WHAT TEE ACCOMPLISHES
Dr. Chadda implements TEE to discover problems with the heart’s structural and functional capabilities. TEE offers our team of talented nurses, surgeons, and technicians a close up view of the upper heart chambers, as well as the valves located between the lower and upper heart chambers. The clear images offer evidence as to the size of a heart and the thickness of the artery walls.
We recommend the relatively simple medical procedure for our patients who experience chest pains or feel irregular heartbeats. We can clearly see the rate at which your heart beats and find any strange tissue surrounding the heart that might indicate a viral, fungal, or bacterial infection. Our team highly skilled nurses and technicians can pinpoint areas of the heart where blood has started to leak backwards and if the valves are partially or mostly blocked.
PATIENT PREPARATION FOR TEE
Dr. Chadda or one of the members of his medical staff will provide instructions on what you need to do before TEE. You can expect to refrain from consuming any alcoholic beverages several days before the test. Fasting is not as long as many other types of medical procedures, as we typically ask our patients to stop eating all types of and drinking non-alcoholic beverages between four and eight hours before the examination. Although the test is non-invasive, some of our patients might need a mild form of sedation to calm the nerves. Make arrangements for someone to drive you home after the diagnostic test concludes.
WHAT TO EXPECT DURING THE TEST
The instrument attached to a very thin tube that sends the sound waves producing the echoed images is called a transducer. Dr. Chadda threads a very thin tube into the mouth and through the throat where it stops at the lower end of the esophagus. The bottom of the esophagus is located right above the upper heart chambers to ensure crystal clear images of the heart valves and arteries. We usually perform the procedure at our clinic, within a period between 30 and 60 minutes. To prevent swelling of the throat, we will spray medicine to numb the tissue and to prevent gag reflexes. We then attached electrodes on your chest, which connect to a machine recording the echocardiogram. The transducer sends the sound waves to the heart and it collects the returned echoes. After Dr. Chadda has collected all of the images he needs to make an accurate assessment of your heart, he will gently remove the probe, electrodes, and the IV that delivered the sedative.
WHAT TO EXPECT AFTER TEE

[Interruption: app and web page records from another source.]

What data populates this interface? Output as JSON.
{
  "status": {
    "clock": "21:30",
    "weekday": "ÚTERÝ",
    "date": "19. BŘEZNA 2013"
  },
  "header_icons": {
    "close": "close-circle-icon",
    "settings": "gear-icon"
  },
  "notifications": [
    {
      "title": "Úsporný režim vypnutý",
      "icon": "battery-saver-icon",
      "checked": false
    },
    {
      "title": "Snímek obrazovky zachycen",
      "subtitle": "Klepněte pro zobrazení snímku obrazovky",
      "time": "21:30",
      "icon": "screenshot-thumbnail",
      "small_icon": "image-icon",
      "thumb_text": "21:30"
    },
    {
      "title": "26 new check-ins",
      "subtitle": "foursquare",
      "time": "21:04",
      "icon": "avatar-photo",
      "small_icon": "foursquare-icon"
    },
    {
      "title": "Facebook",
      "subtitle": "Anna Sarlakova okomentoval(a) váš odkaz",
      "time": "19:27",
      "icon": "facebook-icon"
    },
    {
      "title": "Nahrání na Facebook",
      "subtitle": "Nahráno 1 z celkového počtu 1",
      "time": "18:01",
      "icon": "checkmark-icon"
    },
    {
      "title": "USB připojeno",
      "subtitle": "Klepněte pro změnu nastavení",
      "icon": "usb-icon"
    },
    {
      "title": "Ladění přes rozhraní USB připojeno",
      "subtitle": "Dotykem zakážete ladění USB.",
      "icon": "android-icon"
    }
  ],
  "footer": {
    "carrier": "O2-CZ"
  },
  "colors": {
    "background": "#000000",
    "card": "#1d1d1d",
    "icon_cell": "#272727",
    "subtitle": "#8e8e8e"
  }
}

The primary risk of TEE is to experience mild pain in the throat after the procedure. Your throat might remain sore for one or two days, but the soreness should not require medical intervention. We ask you not to eat or drink anything until the numbness diminishes. You might experience an issue with swallowing right after the procedure. However, difficulty swallowing should not be a problem a few hours later. If your sore throat turns into acute pain or the mild soreness does not go away after a couple of days, contact our clinic to speak with one of our knowledgeable patient service professionals.
The risk-reward analysis for TEE makes it a no brainer for our patients to undergo the non-invasive test. After all, your heart is the epicenter of your well being and TEE ensures your heart valves, chambers, and arteries operate flawlessly.
Contact our clinic to learn more about TEE or schedule an appointment with Dr. Chadda to determine how well your heart is performing.